How useful is personal testimony to History? The most abstract of all the works that focus on personal narrative in this program is certainly Lisa Steele’s Birthday Suit with scars and defects, in which the artist gently caresses every scar on her body, names it, dates it, and describes the circumstances in which the scar was inscribed. These are traces that defy memory, and that indeed become an alternative memory. Steele’s video presents us with an abstraction of oneself, almost a schema of the body as it becomes a register of violence. Ziad Antar’s work looks at the sounds of war that he considers safe, as they occur while detonating unexploded Israeli missiles right after the ceasefire in the summer of 2006. Mona Hatoum’s Measures of Distance uses images of her mother’s body to evoke both the matter of distance, and the question of possession of a woman’s body. By showing the images of her naked mother, and reading the letters she has received from her in Beirut, Hatoum inscribes on that body a story of separation and of her own exile. Also revealed is an intimacy and bonding with a body, the image of which is often perceived in Middle Eastern societies as the “husband’s” property. Mroué’s work Face A/Face B also evokes distance through time. Mroué revisits old audio tapes his family recorded for his brother while he lived and studied in the Soviet Union in the eighties. While contemplating his own voice singing militant songs twenty years earlier, it is as if the artist is hearing a different person. Julia Meltzer and David Thorne’s work observes an unfinished building that has become a monument for an obvious urban/bureaucratic malfunction in the city of Damascus.
On the occasion of her 27th birthday, the artist made this work which chronicles her passage through time. In the tape, she undresses, then reveals, touches, counts, dates and recounts the story of every scar on her body.
Following the Israeli attack on Lebanon in 2006, the filmmaker examines the boredom of everyday life in a besieged country.
In this video, the artist tries to overcome the effects of distance, and reflects on geography represented in exile due to war, and on the psychological distance represented in each one’s approach to her womanhood. The video beautifully weaves personal images and audio recordings of a very intimate nature, binding the personal with the political.
Artist Rabih Mroué looks back at old audio recordings, which were made by him and his parents to be sent as audio letters to his brother while he studied abroad. The old recordings become the site of a political critique of the packaged values of communism, resistance and martyrdom.
‘In 1966, the Syrian government’s Ministry of Endowments solicited plans for a building to replace a 14th century Mamluk mosque in Martyr’s Square in the centre of Damascus. A young architect proposed a design for a 5-star hotel and new mosque. In 1971, his plans were scrapped. In 1982, a building began to be built.

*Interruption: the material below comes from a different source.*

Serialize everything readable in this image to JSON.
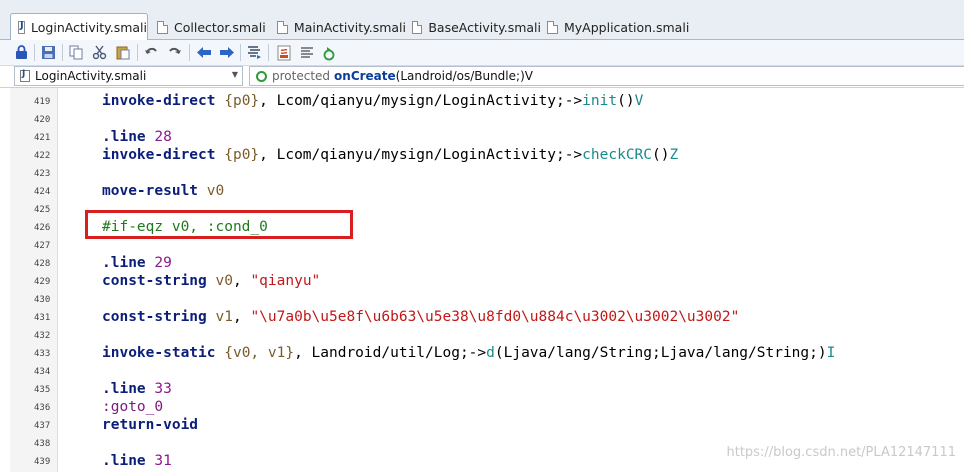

Hospital? Parking garage? Military housing? The project—now called the Basel al-Asad Center—has been the subject of much rumour and speculation. As of 2007, the building remains unfinished. In this documentary video, an architect recounts the chronicle of the building and considers its possible future.’ Julia Meltzer & David Thorne